- Before the street be foul? Either I am
- The forehorse in the team, or I am none
- That draw i’ th’ sequent trace. These poor slight sores
- Need not a plantin; that which rips my bosom
- Almost to th’ heart’s—
- Our uncle Creon.
Palamon70 - 82
- A most unbounded tyrant, whose successes
- Makes heaven unfear’d, and villainy assured
- Beyond its power there’s nothing; almost puts
- Faith in a fever, and deifies alone
- Voluble chance; who only attributes
- The faculties of other instruments
- To his own nerves and act; commands men service,
- And what they win in’t, boot and glory; one
- That fears not to do harm; good, dares not. Let
- The blood of mine that’s sib to him be suck’d
- From me with leeches! Let them break and fall
- Off me with that corruption!
Arcite83 - 88
- Clear-spirited cousin,
- Let’s leave his court, that we may nothing share
- Of his loud infamy; for our milk
- Will relish of the pasture, and we must
- Be vile, or disobedient—not his kinsmen
- In blood unless in quality.
Palamon89 - 95
- Nothing truer.
- I think the echoes of his shames have deaf’d
- The ears of heav’nly justice. Widows’ cries
- Descend again into their throats, and have not
- Due audience of the gods.
- Enter Valerius.
Valerius96 - 100
- The King calls for you; yet be leaden-footed
- Till his great rage be off him. Phoebus, when
- He broke his whipstock and exclaim’d against
- The horses of the sun, but whisper’d, to
- The loudness of his fury.
Palamon101 - 102
- Small winds shake him.
- But what’s the matter?
Valerius103 - 106
- Theseus (who where he threats appalls) hath sent
- Deadly defiance to him, and pronounces
- Ruin to Thebes; who is at hand to seal
- The promise of his wrath.
Arcite107 - 112
- Let him approach.
- But that we fear the gods in him, he brings not
- A jot of terror to us. Yet what man
- Thirds his own worth (the case is each of ours),
- When that his action’s dregg’d with mind assur’d
- ’Tis bad he goes about.
Palamon113 - 118
- Leave that unreason’d.
- Our services stand now for Thebes, not Creon.

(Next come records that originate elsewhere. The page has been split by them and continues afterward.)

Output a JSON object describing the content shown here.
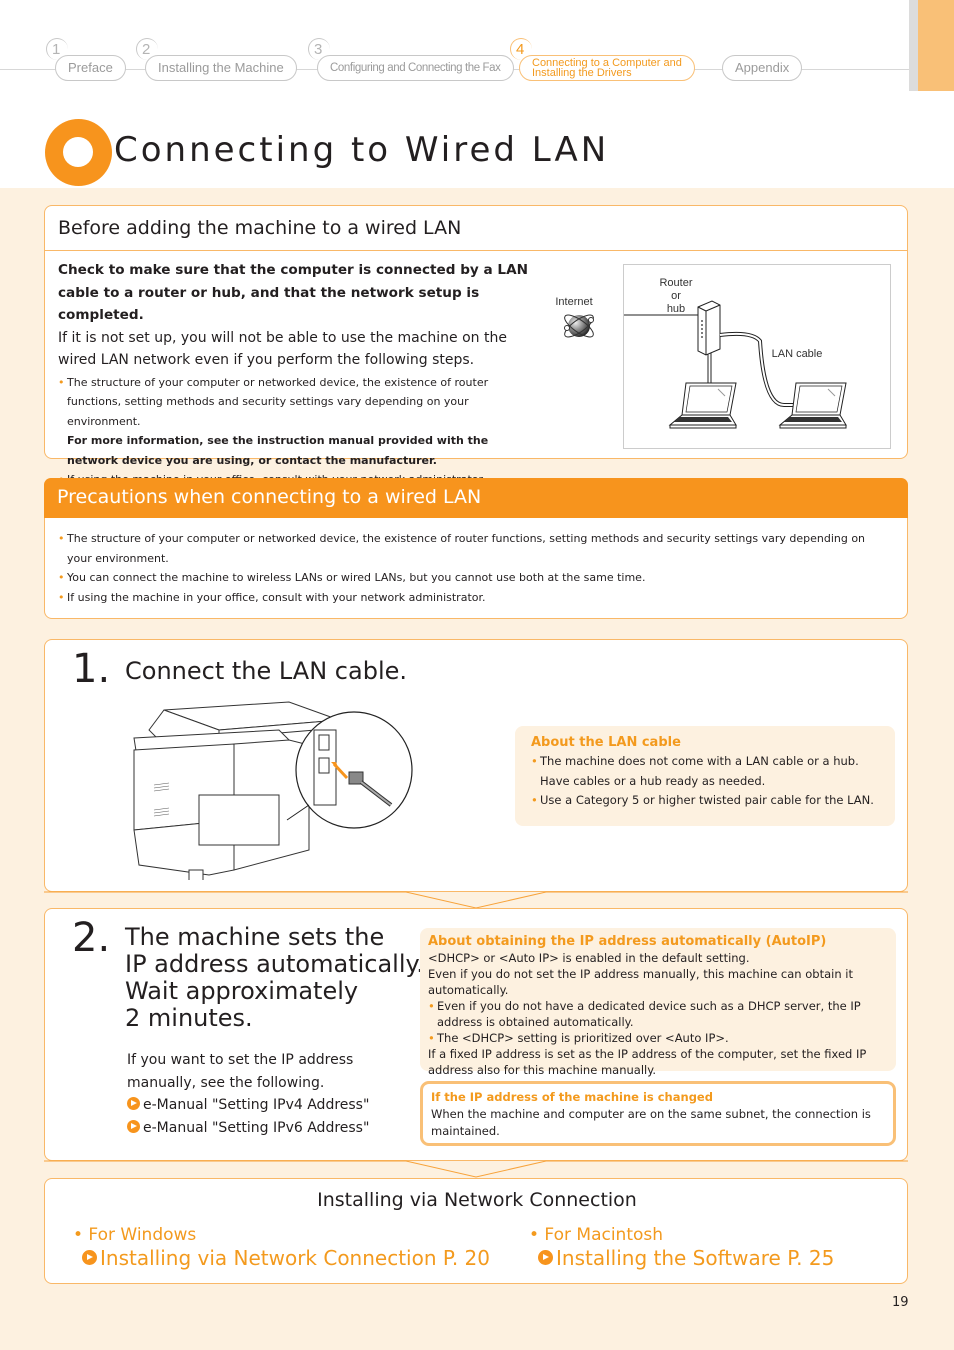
{
  "nav": {
    "steps": [
      {
        "number": "1",
        "label": "Preface"
      },
      {
        "number": "2",
        "label": "Installing the Machine"
      },
      {
        "number": "3",
        "label": "Configuring and Connecting the Fax"
      },
      {
        "number": "4",
        "label_line1": "Connecting to a Computer and",
        "label_line2": "Installing the Drivers",
        "active": true
      },
      {
        "label": "Appendix"
      }
    ]
  },
  "page_title": "Connecting to Wired LAN",
  "before": {
    "heading": "Before adding the machine to a wired LAN",
    "bold_intro": "Check to make sure that the computer is connected by a LAN cable to a router or hub, and that the network setup is completed.",
    "intro": "If it is not set up, you will not be able to use the machine on the wired LAN network even if you perform the following steps.",
    "bullet1": "The structure of your computer or networked device, the existence of router functions, setting methods and security settings vary depending on your environment.",
    "bullet1_bold": "For more information, see the instruction manual provided with the network device you are using, or contact the manufacturer.",
    "bullet2": "If using the machine in your office, consult with your network administrator.",
    "diagram": {
      "internet": "Internet",
      "router_line1": "Router",
      "router_line2": "or",
      "router_line3": "hub",
      "lan_cable": "LAN cable"
    }
  },
  "precautions": {
    "heading": "Precautions when connecting to a wired LAN",
    "bullets": [
      "The structure of your computer or networked device, the existence of router functions, setting methods and security settings vary depending on your environment.",
      "You can connect the machine to wireless LANs or wired LANs, but you cannot use both at the same time.",
      "If using the machine in your office, consult with your network administrator."
    ]
  },
  "step1": {
    "number": "1.",
    "title": "Connect the LAN cable.",
    "note": {
      "title": "About the LAN cable",
      "bullet1_line1": "The machine does not come with a LAN cable or a hub.",
      "bullet1_line2": "Have cables or a hub ready as needed.",
      "bullet2": "Use a Category 5 or higher twisted pair cable for the LAN."
    }
  },
  "step2": {
    "number": "2.",
    "title_lines": [
      "The machine sets the",
      "IP address automatically.",
      "Wait approximately",
      "2 minutes."
    ],
    "sub_text": "If you want to set the IP address manually, see the following.",
    "links": [
      "e-Manual \"Setting IPv4 Address\"",
      "e-Manual \"Setting IPv6 Address\""
    ],
    "auto_note": {
      "title": "About obtaining the IP address automatically (AutoIP)",
      "line1": "<DHCP> or <Auto IP> is enabled in the default setting.",
      "line2": "Even if you do not set the IP address manually, this machine can obtain it automatically.",
      "bullets": [
        "Even if you do not have a dedicated device such as a DHCP server, the IP address is obtained automatically.",
        "The <DHCP> setting is prioritized over <Auto IP>."
      ],
      "line3": "If a fixed IP address is set as the IP address of the computer, set the fixed IP address also for this machine manually."
    },
    "changed_note": {
      "title": "If the IP address of the machine is changed",
      "text": "When the machine and computer are on the same subnet, the connection is maintained."
    }
  },
  "install": {
    "heading": "Installing via Network Connection",
    "windows_label": "• For Windows",
    "windows_link": "Installing via Network Connection P. 20",
    "mac_label": "• For Macintosh",
    "mac_link": "Installing the Software P. 25"
  },
  "page_number": "19",
  "colors": {
    "accent": "#f7941d",
    "accent_light": "#f9c077",
    "background": "#fdf1e0"
  }
}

- Yet to be neutral to him were dishonor;
- Rebellious to oppose; therefore we must
- With him stand to the mercy of our fate,
- Who hath bounded our last minute.

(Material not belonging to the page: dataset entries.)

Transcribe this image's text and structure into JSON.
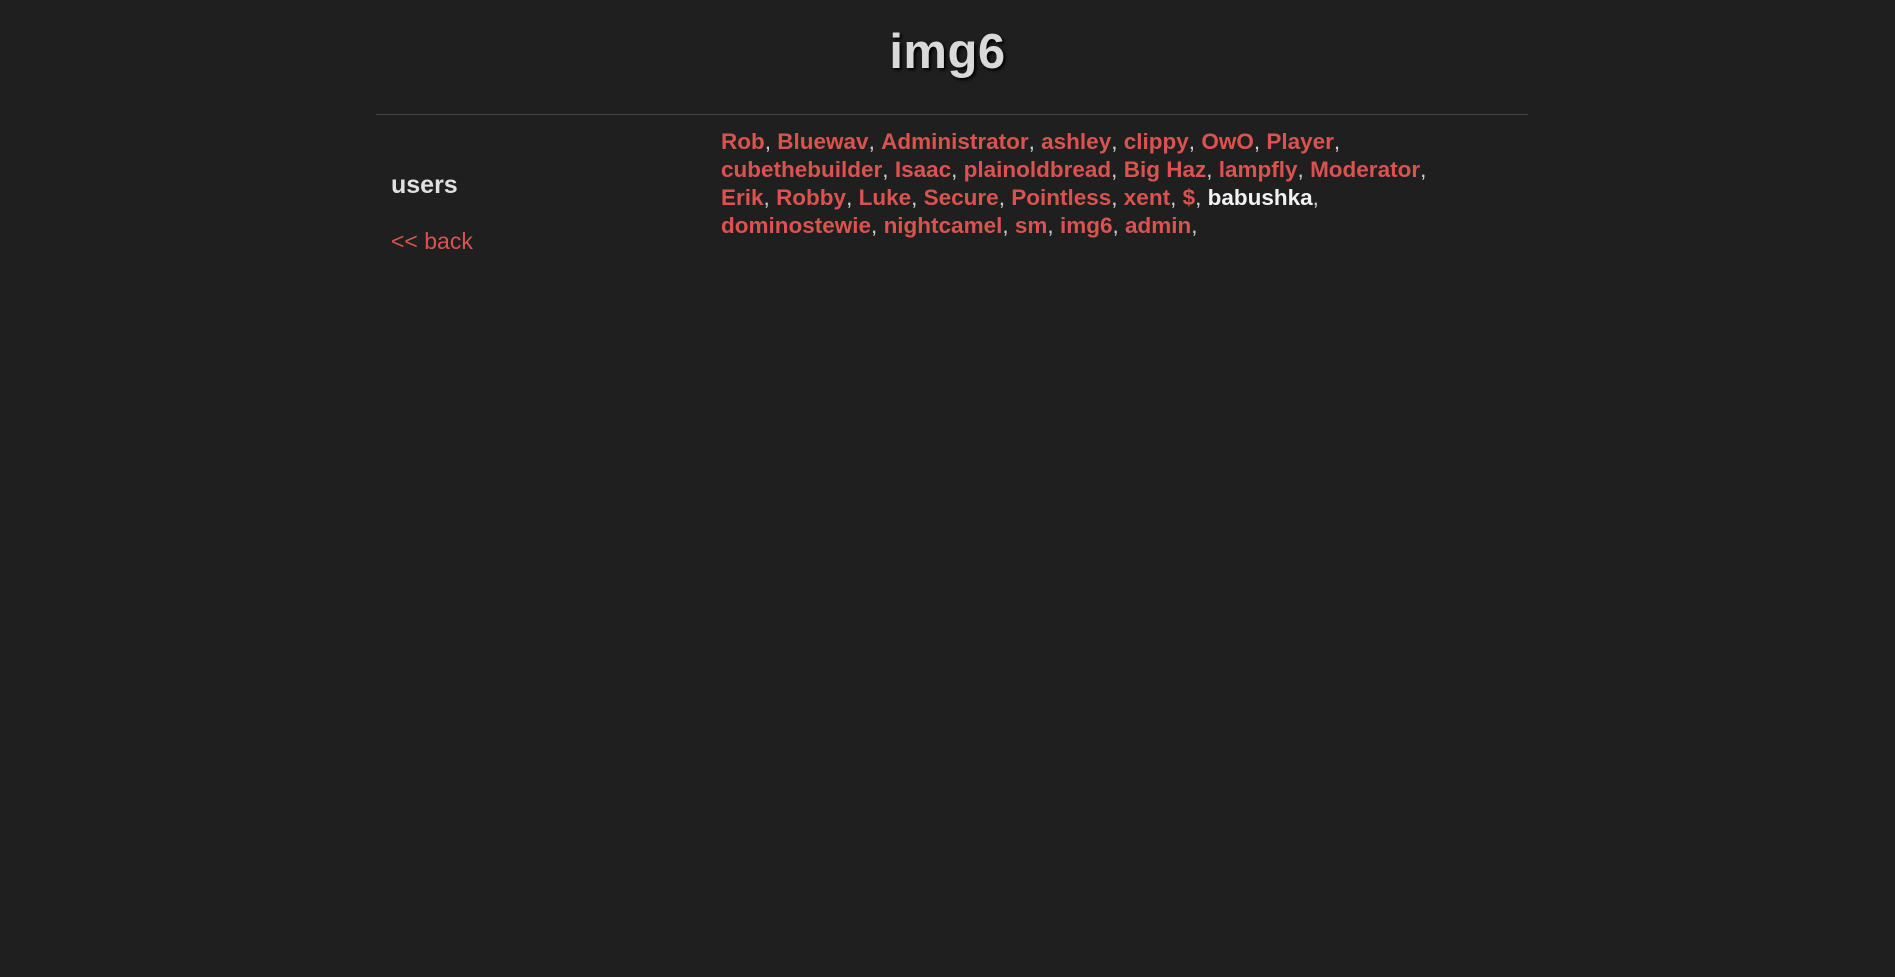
{
  "site": {
    "title": "img6"
  },
  "sidebar": {
    "section_title": "users",
    "back_label": "<< back"
  },
  "users": [
    {
      "name": "Rob",
      "current": false
    },
    {
      "name": "Bluewav",
      "current": false
    },
    {
      "name": "Administrator",
      "current": false
    },
    {
      "name": "ashley",
      "current": false
    },
    {
      "name": "clippy",
      "current": false
    },
    {
      "name": "OwO",
      "current": false
    },
    {
      "name": "Player",
      "current": false
    },
    {
      "name": "cubethebuilder",
      "current": false
    },
    {
      "name": "Isaac",
      "current": false
    },
    {
      "name": "plainoldbread",
      "current": false
    },
    {
      "name": "Big Haz",
      "current": false
    },
    {
      "name": "lampfly",
      "current": false
    },
    {
      "name": "Moderator",
      "current": false
    },
    {
      "name": "Erik",
      "current": false
    },
    {
      "name": "Robby",
      "current": false
    },
    {
      "name": "Luke",
      "current": false
    },
    {
      "name": "Secure",
      "current": false
    },
    {
      "name": "Pointless",
      "current": false
    },
    {
      "name": "xent",
      "current": false
    },
    {
      "name": "$",
      "current": false
    },
    {
      "name": "babushka",
      "current": true
    },
    {
      "name": "dominostewie",
      "current": false
    },
    {
      "name": "nightcamel",
      "current": false
    },
    {
      "name": "sm",
      "current": false
    },
    {
      "name": "img6",
      "current": false
    },
    {
      "name": "admin",
      "current": false
    }
  ],
  "separator": ",",
  "colors": {
    "background": "#1f1f1f",
    "link": "#d9534f",
    "current_user": "#f2f2f2",
    "heading": "#d9d9d9"
  }
}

Arcite119 - 121
- So we must.
- Is’t said this war’s afoot? Or it shall be,
- On fail of some condition?
Valerius122 - 124
- ’Tis in motion,

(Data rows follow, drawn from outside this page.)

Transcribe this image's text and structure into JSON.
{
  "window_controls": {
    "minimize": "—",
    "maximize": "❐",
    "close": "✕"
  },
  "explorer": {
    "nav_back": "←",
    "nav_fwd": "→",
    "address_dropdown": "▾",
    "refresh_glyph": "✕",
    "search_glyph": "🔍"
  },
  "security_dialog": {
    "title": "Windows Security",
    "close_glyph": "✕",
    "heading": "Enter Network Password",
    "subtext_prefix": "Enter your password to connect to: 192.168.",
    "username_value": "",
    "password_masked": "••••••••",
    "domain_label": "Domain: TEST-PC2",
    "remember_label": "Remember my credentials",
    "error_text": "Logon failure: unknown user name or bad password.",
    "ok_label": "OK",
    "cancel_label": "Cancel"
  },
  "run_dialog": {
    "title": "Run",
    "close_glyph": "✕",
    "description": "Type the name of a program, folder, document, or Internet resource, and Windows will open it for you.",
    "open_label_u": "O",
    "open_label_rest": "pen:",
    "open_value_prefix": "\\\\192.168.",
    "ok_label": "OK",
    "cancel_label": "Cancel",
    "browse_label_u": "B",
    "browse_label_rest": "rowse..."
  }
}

- The intelligence of state came in the instant
- With the defier.
Palamon125 - 131
- Let’s to the King, who were he
- A quarter carrier of that honor which
- His enemy come in, the blood we venture
- Should be as for our health, which were not spent,
- Rather laid out for purchase. But alas,
- Our hands advanc’d before our hearts, what will
- The fall o’ th’ stroke do damage?
Arcite132 - 135
- Let th’ event,
- That never-erring arbitrator, tell us
- When we know all ourselves, and let us follow
- The becking of our chance.